Load-more buttons are typically placed beneath a chunk of content and ask users if they want to see more results. Unlike infinite scroll, it doesn’t assume that they do. It gives them a natural stopping point, a choice to continue. And it allows users to access the footer if they need to.
Unlike pagination, load-more buttons don’t break the content up into discrete, numbered-or-alphabetized pages.
The experience of web pages with a load-more button slightly resembles that of ones with infinite scroll though. For instance, after the user hits “load more” several times, they have one large consolidated page of items, rather multiple pages of items. As a result, some downsides of infinite scroll remain: It’s still hard to return to your previous spot after clicking a link, and users still don’t get the sense of progress from being done with a page.
The Case for Infinite Scroll
Seamless Mobile Scrolling
Removing page numbers and buttons from the bottoms of pages in favor of infinite scroll might yield an elegant, seamless browsing experience for users. Especially on mobile devices, where users have grown accustomed to swiping with their thumbs, rather than pecking at buttons, to fetch additional content.
Infinite scroll is also an intuitive design choice when the main action of users is to casually flip through a social media feed. In this context, the timeliness of information is paramount, and each bit of information is of relatively equal importance. And there’s always a new update.
“If you were to paginate that information, it wouldn’t really make any sense,” Guiney said. “By the time you go to page two, the page one results are there.” That makes infinite scroll — rather than pagination — a natural fit for social feeds, contexts where users typically don’t have a specific goal in mind.
Infinite scroll may also work well for chat-style applications, like texting or Slack, where users generally don’t have to locate specific messages or worry about seeing everything. “Those are really just moments in time, you’re dipping in and dipping out,” Roselli said.

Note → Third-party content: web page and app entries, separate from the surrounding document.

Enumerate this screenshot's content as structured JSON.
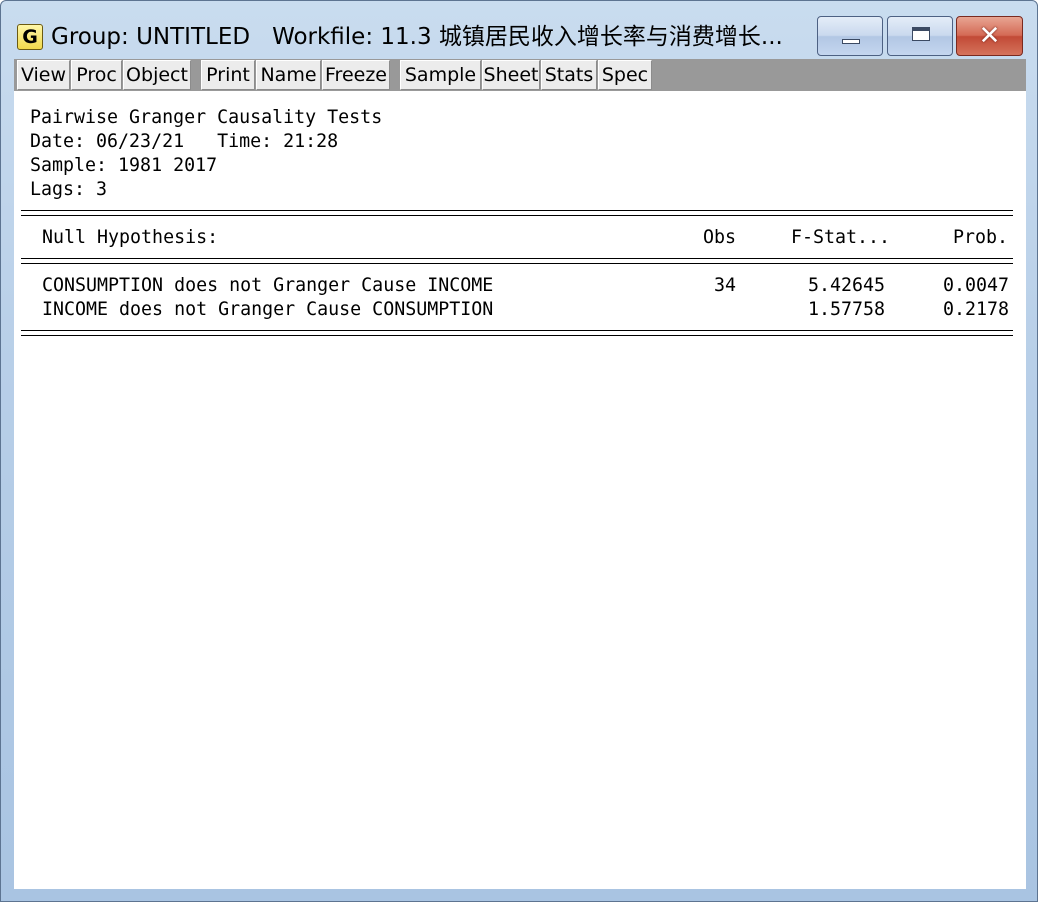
{
  "window": {
    "app_icon_letter": "G",
    "title_group": "Group: UNTITLED",
    "title_workfile": "Workfile: 11.3 城镇居民收入增长率与消费增长..."
  },
  "toolbar": {
    "buttons": [
      "View",
      "Proc",
      "Object",
      "Print",
      "Name",
      "Freeze",
      "Sample",
      "Sheet",
      "Stats",
      "Spec"
    ]
  },
  "output": {
    "heading": "Pairwise Granger Causality Tests",
    "date_line": "Date: 06/23/21   Time: 21:28",
    "sample_line": "Sample: 1981 2017",
    "lags_line": "Lags: 3",
    "columns": {
      "hypothesis": "Null Hypothesis:",
      "obs": "Obs",
      "fstat": "F-Stat...",
      "prob": "Prob."
    },
    "rows": [
      {
        "hypothesis": "CONSUMPTION does not Granger Cause INCOME",
        "obs": "34",
        "fstat": "5.42645",
        "prob": "0.0047"
      },
      {
        "hypothesis": "INCOME does not Granger Cause CONSUMPTION",
        "obs": "",
        "fstat": "1.57758",
        "prob": "0.2178"
      }
    ]
  }
}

Tips for Making Infinite Scroll Better
It’s almost always the case that designers will want to avoid infinite scroll. But if they are determined to use it, Roselli said they should keep a few things in mind.

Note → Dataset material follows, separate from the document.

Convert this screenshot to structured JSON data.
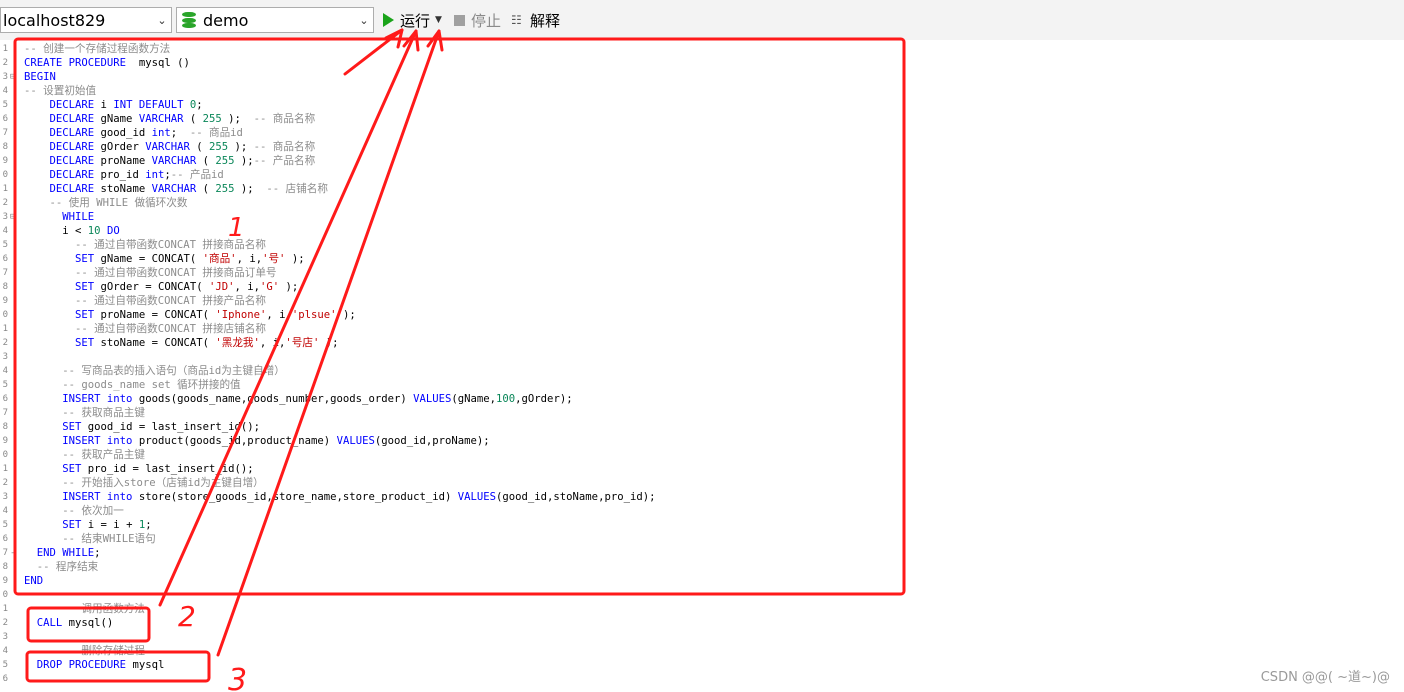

Don’t Place Content After the Infinite Scroll
Sticking a website footer beneath a sea of endlessly loading content saddles users with a Sisyphean task. They’ll get angry with you for this. And rightly so. Put important information in an easy-to-reach place.
When a User Hits the ‘Back’ Button, Let Them Return to the Exact Same Place
There’s nothing more frustrating than losing your place and having to scroll through the same content just to get back to where you left off. Code it on the back end to let users return to where they were.
Offer the Ability to Jump Ahead
Don’t make your users waste time by scrolling through content they know they don’t need in order to get to the stuff they’re looking for. Include buttons to let them skip to a certain letter or number.
Make It Work for Keyboard-Only Users
Build and test your infinite scroll in such a way that keyboard-only users and people who use screen readers can experience your page as intended. They shouldn’t have to hit the “tab” button a hundred times to get where they need to go. The solution may be to include an option to switch off infinite scroll, and enable users to use pagination or load-more buttons if they wish.
Test It First
“Before burning time on writing the code, figure out what problem you’re trying to solve,” Roselli said. If designers want to increase time on site and lower bounce rates, for example, they should prototype it, test it on a good cross-section of users (including users with disabilities) and see if the design actually supports the goal.
Whatever route a designer ultimately decides to take — infinite scroll, load-more buttons, pagination, or even just a search bar — testing it out first and gathering user feedback is the most important step.